A poll that was conducted by Reuters among foreign exchange strategists predicted that the sterling would lose approximately 9 percent of its current value against the dollar and trade at $1.20 in the immediate aftermath of the United Kingdom leaving the European Union without a deal.
However, most economists expect that the two sides will eventually agree on a free trade deal, and the medians in the Feb 28-March 5 poll of more than 60 strategists said that cable would be at $1.32 at the end of the month as the divorce is set to take effect – close to the $1.314 that it was hovering around last Wednesday.
The poll discovered that within a period of six months, the pound will have strengthened to $1.35 and in a year to $1.39. Little changes were noted from a February poll. It is still significantly below that levels it was trading at before the June 2016 referendum vote to withdraw from the European Union.
All of the polls that were conducted by Reuters ahead of that vote correctly predicted that the sterling would decline in the event of the country choosing to withdraw from the European Union.
A separate poll of economists that was conducted by Reuters last Wednesday revealed that the possibility of a no-deal Brexit had dropped to 15 percent.
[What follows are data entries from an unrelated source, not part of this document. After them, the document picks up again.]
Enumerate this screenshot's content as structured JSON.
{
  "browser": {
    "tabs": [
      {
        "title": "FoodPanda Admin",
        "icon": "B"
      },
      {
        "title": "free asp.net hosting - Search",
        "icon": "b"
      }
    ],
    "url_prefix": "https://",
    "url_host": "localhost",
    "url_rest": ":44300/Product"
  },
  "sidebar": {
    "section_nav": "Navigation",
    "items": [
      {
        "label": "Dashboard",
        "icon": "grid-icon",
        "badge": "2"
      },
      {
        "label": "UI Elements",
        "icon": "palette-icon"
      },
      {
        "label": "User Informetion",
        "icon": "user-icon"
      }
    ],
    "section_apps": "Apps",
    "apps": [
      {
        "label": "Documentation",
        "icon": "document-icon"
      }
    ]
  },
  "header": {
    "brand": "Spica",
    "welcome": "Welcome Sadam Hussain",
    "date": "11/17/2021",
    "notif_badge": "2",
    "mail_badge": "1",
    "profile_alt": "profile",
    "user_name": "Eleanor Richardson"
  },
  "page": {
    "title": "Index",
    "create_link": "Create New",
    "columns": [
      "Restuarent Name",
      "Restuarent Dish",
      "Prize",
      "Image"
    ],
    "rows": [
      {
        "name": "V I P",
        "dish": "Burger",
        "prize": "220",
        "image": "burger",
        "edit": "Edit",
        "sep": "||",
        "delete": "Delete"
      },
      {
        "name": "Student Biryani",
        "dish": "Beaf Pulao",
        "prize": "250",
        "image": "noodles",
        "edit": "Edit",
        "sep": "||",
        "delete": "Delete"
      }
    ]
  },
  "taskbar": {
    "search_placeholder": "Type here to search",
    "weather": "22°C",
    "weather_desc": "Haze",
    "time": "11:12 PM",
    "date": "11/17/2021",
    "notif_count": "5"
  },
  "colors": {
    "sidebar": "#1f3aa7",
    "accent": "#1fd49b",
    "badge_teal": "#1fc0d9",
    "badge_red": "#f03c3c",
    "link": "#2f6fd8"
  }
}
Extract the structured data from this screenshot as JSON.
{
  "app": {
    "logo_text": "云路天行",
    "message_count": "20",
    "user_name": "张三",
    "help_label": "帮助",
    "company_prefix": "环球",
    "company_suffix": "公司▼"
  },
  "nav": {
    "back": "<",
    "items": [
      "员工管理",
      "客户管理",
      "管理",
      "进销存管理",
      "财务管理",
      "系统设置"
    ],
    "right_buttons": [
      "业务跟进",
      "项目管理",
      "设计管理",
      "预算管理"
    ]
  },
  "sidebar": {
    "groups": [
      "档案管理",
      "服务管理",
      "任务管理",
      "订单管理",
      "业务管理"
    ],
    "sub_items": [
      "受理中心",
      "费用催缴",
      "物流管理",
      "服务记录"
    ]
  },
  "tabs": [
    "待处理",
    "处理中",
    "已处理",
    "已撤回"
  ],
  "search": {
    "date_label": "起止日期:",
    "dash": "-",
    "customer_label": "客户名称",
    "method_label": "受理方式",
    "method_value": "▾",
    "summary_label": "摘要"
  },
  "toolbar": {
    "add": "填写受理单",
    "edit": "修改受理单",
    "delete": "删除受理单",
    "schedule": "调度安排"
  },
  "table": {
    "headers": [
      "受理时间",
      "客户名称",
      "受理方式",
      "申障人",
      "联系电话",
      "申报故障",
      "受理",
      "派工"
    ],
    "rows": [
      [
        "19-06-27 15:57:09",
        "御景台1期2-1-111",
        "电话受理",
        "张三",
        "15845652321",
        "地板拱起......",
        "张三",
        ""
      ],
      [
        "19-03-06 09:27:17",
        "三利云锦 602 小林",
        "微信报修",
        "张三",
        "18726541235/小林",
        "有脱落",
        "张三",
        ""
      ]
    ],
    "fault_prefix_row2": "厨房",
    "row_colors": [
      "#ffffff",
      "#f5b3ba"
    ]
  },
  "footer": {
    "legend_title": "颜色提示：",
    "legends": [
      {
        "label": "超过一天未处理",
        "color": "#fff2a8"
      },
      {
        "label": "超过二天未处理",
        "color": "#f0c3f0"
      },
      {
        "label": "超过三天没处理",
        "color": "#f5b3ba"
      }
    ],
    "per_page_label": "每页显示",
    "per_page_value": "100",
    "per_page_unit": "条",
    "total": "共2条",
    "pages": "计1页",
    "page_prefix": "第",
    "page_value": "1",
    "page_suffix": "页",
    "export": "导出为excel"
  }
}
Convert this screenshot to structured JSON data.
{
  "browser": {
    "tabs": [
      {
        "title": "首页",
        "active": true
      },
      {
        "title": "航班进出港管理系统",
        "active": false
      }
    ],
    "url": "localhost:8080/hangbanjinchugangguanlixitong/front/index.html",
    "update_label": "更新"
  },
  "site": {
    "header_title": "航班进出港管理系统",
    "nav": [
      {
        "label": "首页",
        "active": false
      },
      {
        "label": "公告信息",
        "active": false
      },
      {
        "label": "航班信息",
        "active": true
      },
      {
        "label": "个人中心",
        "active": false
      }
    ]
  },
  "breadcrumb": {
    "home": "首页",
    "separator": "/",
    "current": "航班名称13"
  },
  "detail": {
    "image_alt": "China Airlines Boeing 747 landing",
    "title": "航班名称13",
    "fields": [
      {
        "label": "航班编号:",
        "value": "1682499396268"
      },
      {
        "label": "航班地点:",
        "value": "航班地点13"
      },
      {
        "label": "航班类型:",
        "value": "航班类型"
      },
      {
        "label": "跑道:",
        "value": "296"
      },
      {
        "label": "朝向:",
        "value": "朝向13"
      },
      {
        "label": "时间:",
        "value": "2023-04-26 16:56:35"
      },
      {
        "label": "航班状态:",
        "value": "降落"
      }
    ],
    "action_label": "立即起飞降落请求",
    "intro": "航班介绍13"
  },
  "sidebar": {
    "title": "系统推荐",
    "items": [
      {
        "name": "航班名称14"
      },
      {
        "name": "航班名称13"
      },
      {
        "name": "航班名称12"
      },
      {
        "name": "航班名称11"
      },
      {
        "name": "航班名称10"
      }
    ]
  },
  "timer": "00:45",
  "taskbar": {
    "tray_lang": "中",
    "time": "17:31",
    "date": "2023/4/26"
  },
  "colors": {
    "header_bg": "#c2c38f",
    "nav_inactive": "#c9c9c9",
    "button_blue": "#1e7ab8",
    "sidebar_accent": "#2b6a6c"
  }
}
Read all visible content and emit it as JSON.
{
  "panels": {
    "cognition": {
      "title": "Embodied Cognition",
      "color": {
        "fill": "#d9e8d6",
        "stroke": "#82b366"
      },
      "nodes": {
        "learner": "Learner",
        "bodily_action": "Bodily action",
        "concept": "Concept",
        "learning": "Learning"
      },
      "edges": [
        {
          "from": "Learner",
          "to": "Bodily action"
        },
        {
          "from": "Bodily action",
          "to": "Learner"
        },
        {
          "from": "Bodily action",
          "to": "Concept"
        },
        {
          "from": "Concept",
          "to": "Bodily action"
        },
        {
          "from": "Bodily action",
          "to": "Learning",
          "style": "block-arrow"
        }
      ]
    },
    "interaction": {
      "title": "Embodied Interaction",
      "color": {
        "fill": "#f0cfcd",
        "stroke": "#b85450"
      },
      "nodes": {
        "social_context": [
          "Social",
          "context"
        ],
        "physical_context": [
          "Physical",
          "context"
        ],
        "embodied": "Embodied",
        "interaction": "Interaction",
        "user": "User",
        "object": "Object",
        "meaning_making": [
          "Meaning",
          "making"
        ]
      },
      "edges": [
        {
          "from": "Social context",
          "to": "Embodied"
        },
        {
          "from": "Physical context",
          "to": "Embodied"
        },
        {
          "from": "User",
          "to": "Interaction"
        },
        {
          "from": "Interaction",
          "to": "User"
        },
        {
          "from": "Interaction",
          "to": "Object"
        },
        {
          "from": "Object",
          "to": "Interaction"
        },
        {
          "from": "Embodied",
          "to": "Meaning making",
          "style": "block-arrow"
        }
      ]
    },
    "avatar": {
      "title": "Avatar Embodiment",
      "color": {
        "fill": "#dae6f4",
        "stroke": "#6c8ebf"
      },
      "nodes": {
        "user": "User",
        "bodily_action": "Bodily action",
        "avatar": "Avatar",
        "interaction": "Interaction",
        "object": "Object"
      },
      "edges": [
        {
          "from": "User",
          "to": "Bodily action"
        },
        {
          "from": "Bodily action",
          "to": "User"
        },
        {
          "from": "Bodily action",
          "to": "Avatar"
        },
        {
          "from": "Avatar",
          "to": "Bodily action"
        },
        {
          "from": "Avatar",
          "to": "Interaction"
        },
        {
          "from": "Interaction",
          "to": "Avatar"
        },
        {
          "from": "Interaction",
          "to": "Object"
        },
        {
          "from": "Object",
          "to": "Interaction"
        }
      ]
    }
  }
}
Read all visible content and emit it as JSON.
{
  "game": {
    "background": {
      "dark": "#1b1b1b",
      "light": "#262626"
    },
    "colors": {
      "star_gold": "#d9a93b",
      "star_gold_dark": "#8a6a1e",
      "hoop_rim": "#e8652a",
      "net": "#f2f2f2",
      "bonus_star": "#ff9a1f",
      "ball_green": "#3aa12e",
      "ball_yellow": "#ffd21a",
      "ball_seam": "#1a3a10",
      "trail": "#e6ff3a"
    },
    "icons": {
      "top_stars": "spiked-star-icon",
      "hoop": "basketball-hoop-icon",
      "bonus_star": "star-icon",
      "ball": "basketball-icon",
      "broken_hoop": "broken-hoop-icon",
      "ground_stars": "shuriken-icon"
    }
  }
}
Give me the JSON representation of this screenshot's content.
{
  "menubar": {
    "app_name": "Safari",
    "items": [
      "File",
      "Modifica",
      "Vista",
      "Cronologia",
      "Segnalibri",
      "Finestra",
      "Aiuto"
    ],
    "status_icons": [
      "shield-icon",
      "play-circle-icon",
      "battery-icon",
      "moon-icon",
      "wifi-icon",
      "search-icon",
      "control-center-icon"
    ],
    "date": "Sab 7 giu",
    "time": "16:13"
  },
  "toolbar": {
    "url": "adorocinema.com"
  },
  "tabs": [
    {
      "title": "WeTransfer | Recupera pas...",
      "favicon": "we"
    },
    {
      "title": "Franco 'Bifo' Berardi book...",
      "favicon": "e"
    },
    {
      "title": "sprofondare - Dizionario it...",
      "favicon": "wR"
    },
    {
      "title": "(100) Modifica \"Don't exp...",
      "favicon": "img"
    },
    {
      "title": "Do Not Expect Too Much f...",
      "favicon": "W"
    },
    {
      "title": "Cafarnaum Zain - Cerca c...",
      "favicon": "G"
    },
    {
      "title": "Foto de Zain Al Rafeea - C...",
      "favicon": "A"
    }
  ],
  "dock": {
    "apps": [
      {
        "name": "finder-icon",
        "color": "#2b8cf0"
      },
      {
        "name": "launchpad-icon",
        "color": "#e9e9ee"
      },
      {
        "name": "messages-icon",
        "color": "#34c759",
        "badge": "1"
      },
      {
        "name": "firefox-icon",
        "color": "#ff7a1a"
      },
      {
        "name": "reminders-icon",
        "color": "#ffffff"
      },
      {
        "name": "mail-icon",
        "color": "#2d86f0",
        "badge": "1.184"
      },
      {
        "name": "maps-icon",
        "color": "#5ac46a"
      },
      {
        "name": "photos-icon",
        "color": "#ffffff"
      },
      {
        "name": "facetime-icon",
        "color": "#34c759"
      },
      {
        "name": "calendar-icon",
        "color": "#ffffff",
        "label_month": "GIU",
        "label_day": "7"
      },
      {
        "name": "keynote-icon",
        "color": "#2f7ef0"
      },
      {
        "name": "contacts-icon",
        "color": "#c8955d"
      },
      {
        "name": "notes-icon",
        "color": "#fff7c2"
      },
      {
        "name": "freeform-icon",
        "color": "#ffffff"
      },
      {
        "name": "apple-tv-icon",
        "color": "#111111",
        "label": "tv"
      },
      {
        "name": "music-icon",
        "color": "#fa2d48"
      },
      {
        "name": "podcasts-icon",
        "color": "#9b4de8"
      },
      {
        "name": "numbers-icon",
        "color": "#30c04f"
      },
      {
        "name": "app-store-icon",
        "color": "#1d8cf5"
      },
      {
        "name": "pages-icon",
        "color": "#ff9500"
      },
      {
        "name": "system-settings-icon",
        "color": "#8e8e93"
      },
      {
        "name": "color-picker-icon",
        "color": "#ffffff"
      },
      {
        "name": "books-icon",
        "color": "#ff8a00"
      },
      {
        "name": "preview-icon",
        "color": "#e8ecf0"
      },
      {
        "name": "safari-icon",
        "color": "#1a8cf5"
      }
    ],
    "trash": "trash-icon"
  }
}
However, one forecaster predicted that the sterling could plunge to as low as parity to the dollar if ever the two sides do decide to part ways without a formal agreement.
PNC Financial Services’ William Adams stated: “Sterling is likely to fall to parity …if the UK does not keep traffic flowing across the channel tunnel, preserve the Good Friday Agreement (with Ireland) and avoid the other negative consequences of a hard Brexit.”
While no other respondents were considered to be that gloomy, even the most optimistic forecast for no-deal cable was a decline to $1.28.
BBVA’s Roberto Cobo Garcia stated: “A disorderly Brexit – for us a very unlikely scenario – would push cable towards the cycle lows of $1.18-$1.20.”
The U.S. Federal Reserve is likely to offer some support for sterling. It is in a holding pattern while the Bank of England is anticipated to increase borrowing costs towards the end of the year.
However, interest rate differentials will provide only a little help for sterling versus the euro